“The subject isn’t even argued in South Philadelphia, where even some non-Italians refer to the magnificently smooth pureed tomato masterpiece as gravy,” Lorraine Ranalli wrote in her book Gravy Wars. “Outside of our region, it is usually called ‘sauce.’ How often have I heard the comment, ‘gravy is the brown stuff we put on meat.’”
To make matters more confusing, some Italians argue both terms are wrong. Here’s the case for both so you can be the judge.
People who call it “gravy”
Although it’s the less popular term, some of America’s most prominent and famous chefs use gravy. Take Rachael Ray, who has a recipe for Sunday Gravy that’s perfect for large portions of spaghetti. Although, it should be noted, she also has a recipe for the type of gravy that people put on the Thanksgiving turkey called No Fail Gravy.
In the UK and its former colonies, gravy refers to any meat-based sauce. Americans generally lost the distinction between meat-based and non-meat-based over time, but certain regions held onto it — including when talking about Italian food. Ranalli told Slate that regions that say they pour gravy over their pasta include Philadelphia, the Bronx, east Boston, and Chicago. Also of note: The frequent use of “gravy” in The Sopranos, which is set in Essex County in northern New Jersey.
Here’s the kicker: There’s no similar word or dish for gravy in Italy. The traditional Italian-American dish with red gravy (or sauce) is based on Neapolitan ragu made with meat, tomato, and onion that’s commonly served with pasta. If you visit Naples, you won’t find the word “gravy” on any menus.
Historians speculate that families who immigrated earlier used “gravy” to reflect the names of dishes they saw in America in order to better assimilate. Assimilation meant changing their language and/or approach to food. So, when they made a thick sauce that they poured over a meal, they called it gravy. Later generations often used sauce, the term more popular when they were growing up.

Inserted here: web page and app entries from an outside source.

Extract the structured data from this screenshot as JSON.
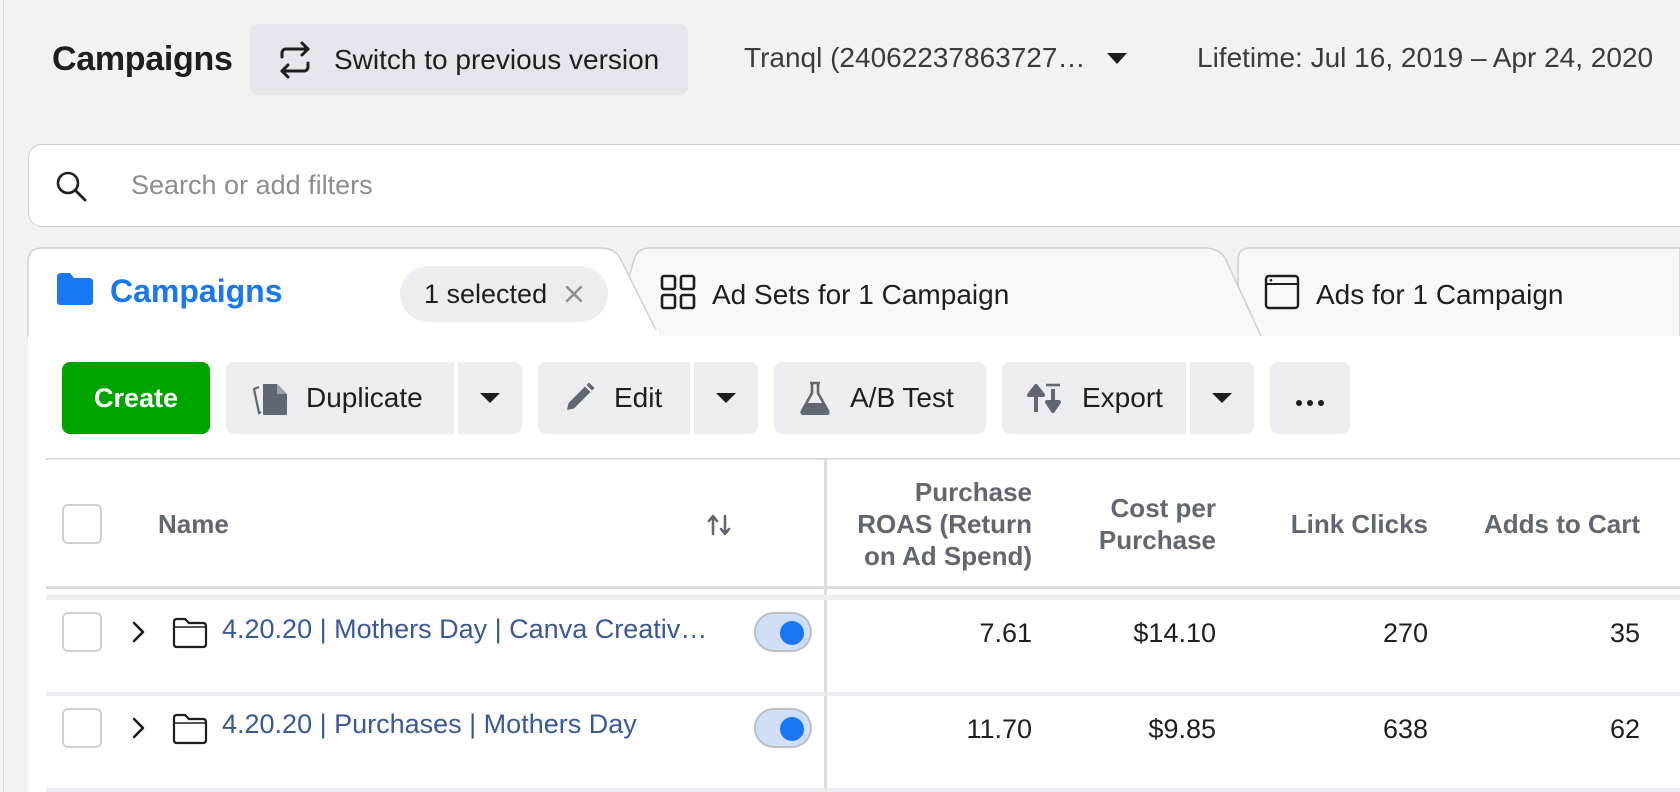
{
  "header": {
    "title": "Campaigns",
    "switch_label": "Switch to previous version",
    "account_label": "Tranql (24062237863727…",
    "date_range": "Lifetime: Jul 16, 2019 – Apr 24, 2020"
  },
  "search": {
    "placeholder": "Search or add filters"
  },
  "tabs": {
    "campaigns": {
      "label": "Campaigns",
      "selected": "1 selected"
    },
    "ad_sets": {
      "label": "Ad Sets for 1 Campaign"
    },
    "ads": {
      "label": "Ads for 1 Campaign"
    }
  },
  "toolbar": {
    "create": "Create",
    "duplicate": "Duplicate",
    "edit": "Edit",
    "ab_test": "A/B Test",
    "export": "Export"
  },
  "table": {
    "columns": {
      "name": "Name",
      "roas": "Purchase ROAS (Return on Ad Spend)",
      "cpp": "Cost per Purchase",
      "link_clicks": "Link Clicks",
      "adds_to_cart": "Adds to Cart"
    },
    "rows": [
      {
        "name": "4.20.20 | Mothers Day | Canva Creativ…",
        "roas": "7.61",
        "cpp": "$14.10",
        "link_clicks": "270",
        "adds_to_cart": "35",
        "active": true
      },
      {
        "name": "4.20.20 | Purchases | Mothers Day",
        "roas": "11.70",
        "cpp": "$9.85",
        "link_clicks": "638",
        "adds_to_cart": "62",
        "active": true
      }
    ]
  },
  "colors": {
    "accent_blue": "#1877f2",
    "link_blue": "#385898",
    "create_green": "#00a400"
  }
}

People who call it “sauce”
Sauce is the more common term. The word makes sense, as it directly translates to salsa, which Italians use more often.
“We don’t have a ‘gravy,’” Franca Riccardi, the director of language and culture programs at the America-Italy Society of Philadelphia, said. As an Italian-American living in Pennsylvania, I thought she might be familiar with the term. Instead, she said salsa is best for a tomato-based sauce.

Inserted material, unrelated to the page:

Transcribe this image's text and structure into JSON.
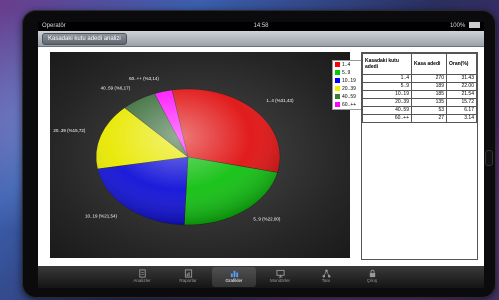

You’ll hear the term “sauce” in major cities like Denver and Miami, and in small towns like Asheville and Orange Beach, Alabama. Also from the cast of Jersey Shore, who break from The Sopranos in northern New Jersey when it comes to sauce vs. gravy (and many other things in life). It’s also more likely to be used on restaurant menus and in cooking shows. However, Riccardi said it’s usually used for lighter sauces, which is one point where she agrees with team “gravy.” If you use meat or other condiments, you should say “sugo” or “ragu.”

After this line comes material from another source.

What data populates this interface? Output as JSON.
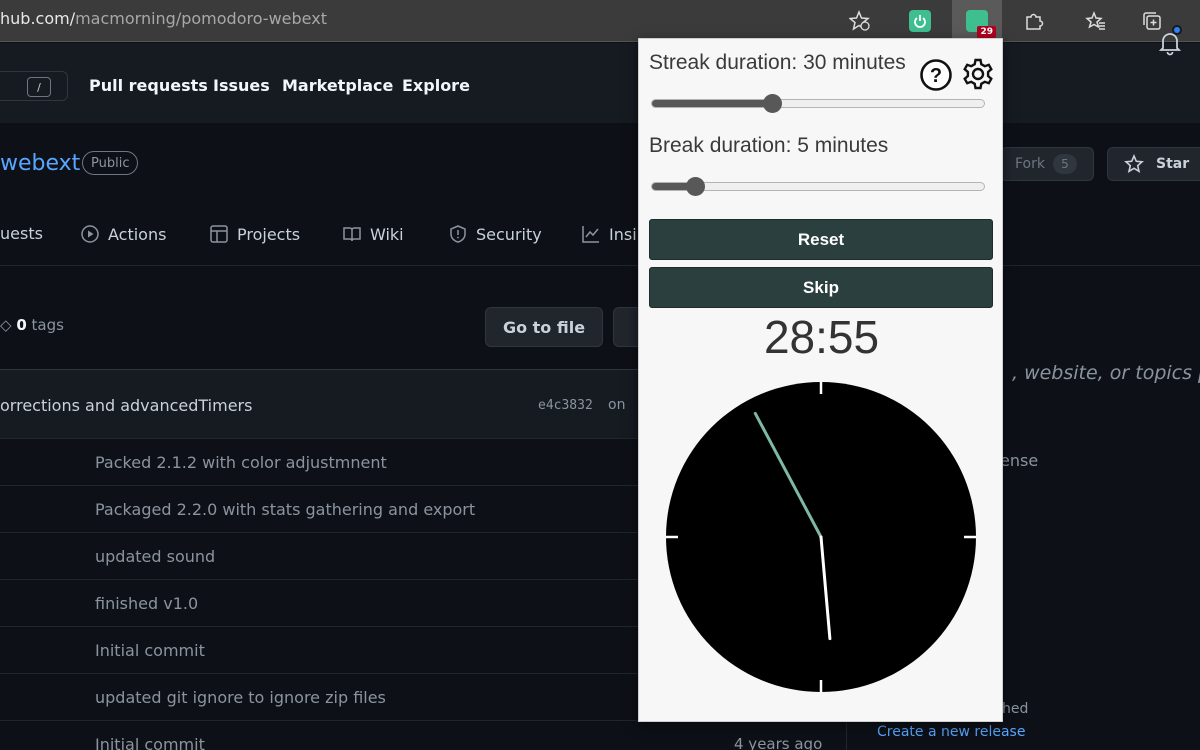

Sauce is accepted as the general catch-all term that’s universally understood. Even companies with gravy in the name use sauce, like Jersey Italian Gravy, which describes its product as something that comes from a “specially crafted recipe based on traditional Italian sauces.”
No matter which way you say it, one thing is clear: It’s never “gravy sauce” or “red gravy.” Pick a side and stick to it — and, of course, make sure you match the right sauce (or gravy) to the right type of pasta.